“I tell people, ‘what are you drinking for?’ And they don’t even understand what I am saying.” Donald Trump.
Try asking yourself the same question.
“What are you drinking for?”
In truth, not many people actually have an immediate answer. It’s just a habit that has become a way of life. So you wrack your mind for an answer and it spews forth such gems as: –
- I like the taste
- It calms my nerves
- It gives me confidence
- Because I want to
- It makes me high
- I deserve it
There is only one way to get to the root cause of this question and that’s to remember back to when you first decided to drink.
Have a think back to that time.
It’s not easy is it?
I can’t remember the name of the person I met 10-minutes ago, so what chance do I have? I can guess, but the answer will depend on your biases, beliefs and convictions. I hate alcohol and so when I think back to a time when I first started to drink I will think of a host of societal reasons that were stacked against me. People with a bias for drink will likely say they loved the taste and the buzz that it gave.
I am fortunate to have a 12-year old son. He is beautiful, and as a father I not only want him to live forever, but I don’t want him to ever come to harm.
One of the many reasons I gave up drinking alcohol was to become a better role model for him. It stands to reason that if his father didn’t drink, there is less chance that he would drink?
So you can imagine my surprise when he told me that he is going to drink alcohol when he is older. Although this disappoints me, it’s expected. What it does do is give us a ‘real time’ moment that we can scrutinise when we ponder the question, ‘what are you drinking for?’
So why does a 12-year old boy already know he is going to drink when he is older?
Having never tasted alcohol he will be totally unaware of the perceived benefits that drinkers con themselves into believing exist. Instead he chooses to drink because he wants to conform to society. He understands the importance of being – not only a member of a tribe – but a significant one at that.
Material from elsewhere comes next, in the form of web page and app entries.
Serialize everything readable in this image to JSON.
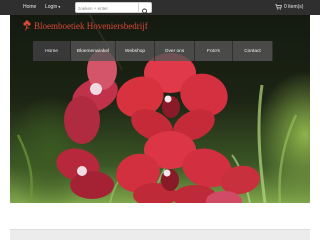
{
  "topbar": {
    "home_label": "Home",
    "login_label": "Login",
    "search_placeholder": "zoeken + enter",
    "cart_label": "0 item(s)"
  },
  "brand": {
    "title": "Bloemboetiek Hoveniersbedrijf"
  },
  "nav": {
    "items": [
      {
        "label": "Home"
      },
      {
        "label": "Bloemenwinkel"
      },
      {
        "label": "Webshop"
      },
      {
        "label": "Over ons"
      },
      {
        "label": "Foto's"
      },
      {
        "label": "Contact"
      }
    ]
  },
  "icons": {
    "logo": "flower-icon",
    "search": "search-icon",
    "cart": "cart-icon",
    "dropdown": "chevron-down-icon"
  },
  "colors": {
    "topbar": "#2f2f2f",
    "brand": "#d94a3a",
    "nav": "#555555"
  }
}
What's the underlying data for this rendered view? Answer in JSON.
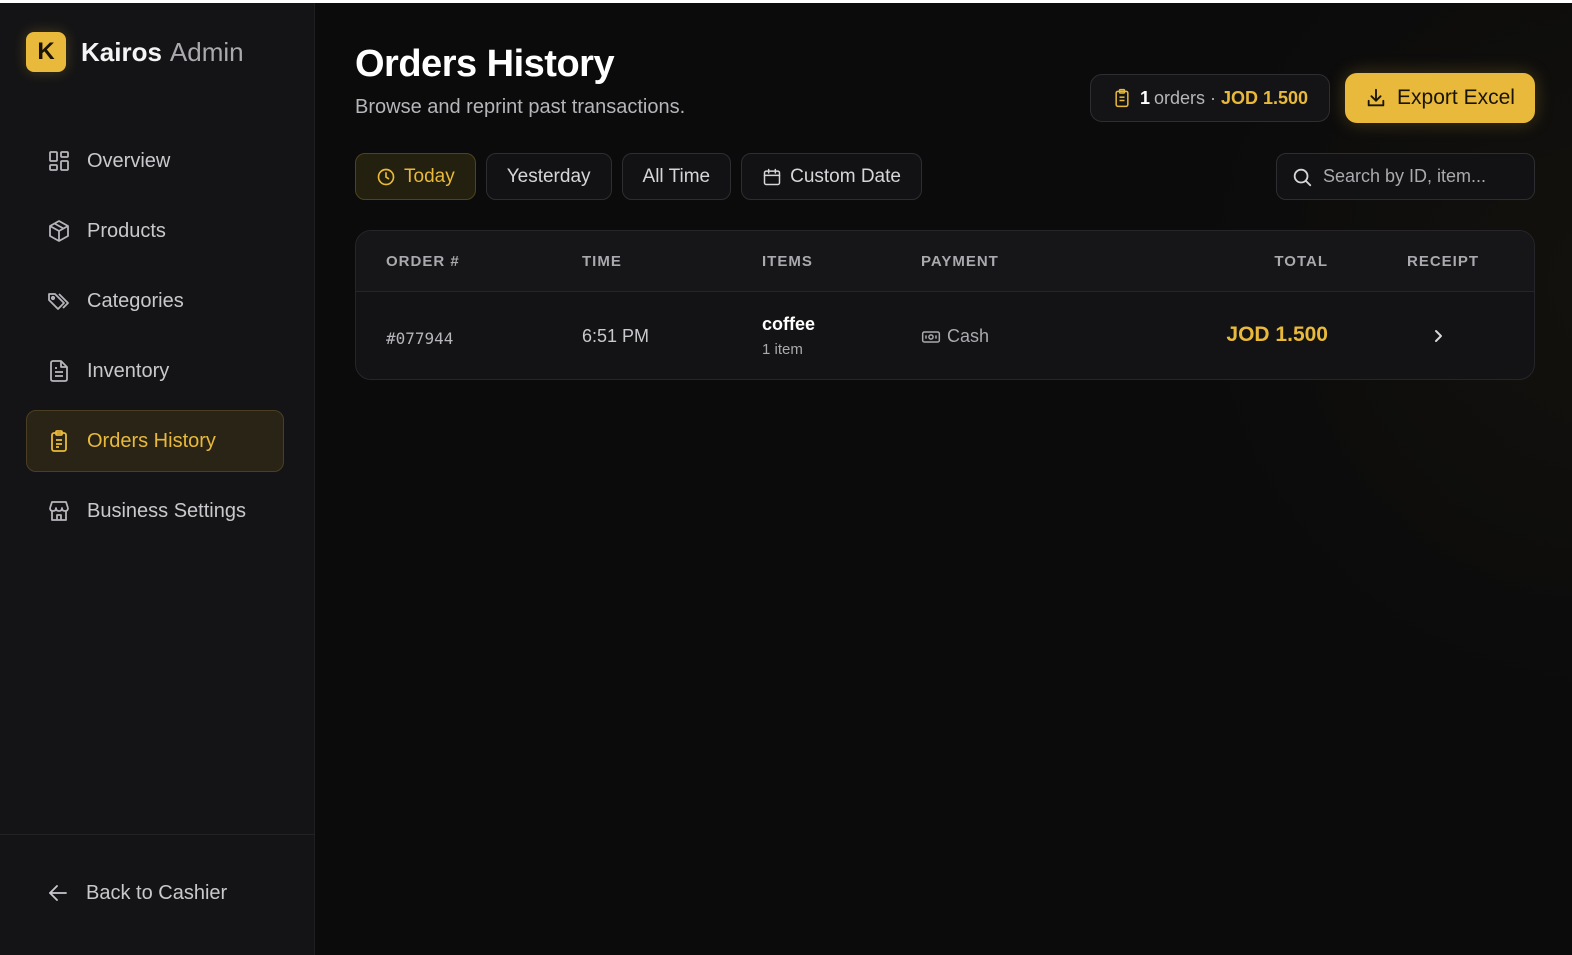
{
  "brand": {
    "logo_letter": "K",
    "name": "Kairos",
    "sub": "Admin"
  },
  "sidebar": {
    "items": [
      {
        "label": "Overview",
        "icon": "grid-icon"
      },
      {
        "label": "Products",
        "icon": "box-icon"
      },
      {
        "label": "Categories",
        "icon": "tags-icon"
      },
      {
        "label": "Inventory",
        "icon": "file-icon"
      },
      {
        "label": "Orders History",
        "icon": "clipboard-icon",
        "active": true
      },
      {
        "label": "Business Settings",
        "icon": "store-icon"
      }
    ],
    "back_label": "Back to Cashier"
  },
  "header": {
    "title": "Orders History",
    "subtitle": "Browse and reprint past transactions."
  },
  "summary": {
    "count": "1",
    "label": "orders",
    "separator": "·",
    "total": "JOD 1.500"
  },
  "export_label": "Export Excel",
  "filters": [
    {
      "label": "Today",
      "active": true,
      "icon": "clock-icon"
    },
    {
      "label": "Yesterday",
      "active": false
    },
    {
      "label": "All Time",
      "active": false
    },
    {
      "label": "Custom Date",
      "active": false,
      "icon": "calendar-icon"
    }
  ],
  "search": {
    "placeholder": "Search by ID, item...",
    "value": ""
  },
  "table": {
    "columns": [
      "ORDER #",
      "TIME",
      "ITEMS",
      "PAYMENT",
      "TOTAL",
      "RECEIPT"
    ],
    "rows": [
      {
        "order_id": "#077944",
        "time": "6:51 PM",
        "item_name": "coffee",
        "item_count": "1 item",
        "payment": "Cash",
        "total": "JOD 1.500"
      }
    ]
  },
  "colors": {
    "accent": "#e8b93a",
    "background": "#0b0b0c",
    "sidebar": "#141416"
  }
}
He will drink because to not drink makes him an outcast. He believes all of his friends will drink, and if he doesn’t follow suit then he will have no friends. So the root cause of why he is going to drink has to do with the structure of society.
Now imagine his first taste?
It is not going to be nice. Even if it has been loaded with sugar, it still won’t taste as pleasant as his favourite tipple Diet Coke.
Now imagine his first drunken state?
It is not going to be nice either. Loss of control terrifies everyone. Then you have the spinning room, followed by the vomit.
Now imagine his first hangover?
He is just going to hate life.
So what does he do next?
If he is authentic then he will hold his hands up and say, ‘Whoa! What’s going on here? There’s no way I am doing this again.”
But nothing has changed. The reasons that he started drinking in the first place still exist. If he were to tell his friends that he thought his alcohol tasted awful he would no longer be a significant member of the tribe.
You need to show strength to be a leader, and telling your peers that you don’t like the taste of alcohol when you start out is not how to get hold of your stars and stripes.
So what will he do?
He will tell lies. He will be inauthentic, and he will do such a great job of it, that by the time he reaches my age, he won’t even remember why he started drinking in the first place.
He will believe that he drinks because he likes the taste, that he likes the high, that it’s fun, that it calms his nerves and that he deserves it. He will believe all of these things and nothing will be able to change his mind.
How do I know this?
Because that was me.
My son is going through the same process that I went through, and so will his friends, and so will billions of people around the world where drinking is ingrained into our culture.
My son believes that if he doesn’t like alcohol once he has tasted it then he will just stop. After all that’s what I have done. He doesn’t realise that once he takes that first sip he’s doomed. Perhaps, he’ll get lucky and become a part time drinker. The types that tell you that they can take it or leave it (the same types who never take you up on your offer to go six months without any), but I don’t think so. My son is me. He will want to climb the tribal ladder and that means going through the alcohol phase and becoming addicted.
The beauty of this knowledge and understanding is it acts as a kind of paint stripper. Your lies around alcohol are like the layers of paint that coat the bannister in a 500-year old home. Each time you burn a layer off there is another layer to get through.
So now you have peeled back a layer.
Once you realise that you only started drinking because you wanted to conform to society, you can ask yourself more questions.
How does that make you feel?
Do you still need to conform?
Are you stronger now?
Will you be ousted from the tribe?
Do you want to be friends with people who would oust you?
Getting to the root cause of alcoholism is critical. Peeling away the lies is critical. If you are a parent that has a drinking problem, then take a look at your kids. Watch and learn and see yourself in them and then realise that you are all grown up. You don’t have to conform to society anymore.
Take control of your life. Stop the lies and ditch the drink, but most importantly, become a better role model for your children. Stop drinking for them, and then be there for them to offer the right advice at the critical times in their lives, and guide them through whatever decisions they choose to make.
Photo courtesy of Jesus Leon cc @ flickr.com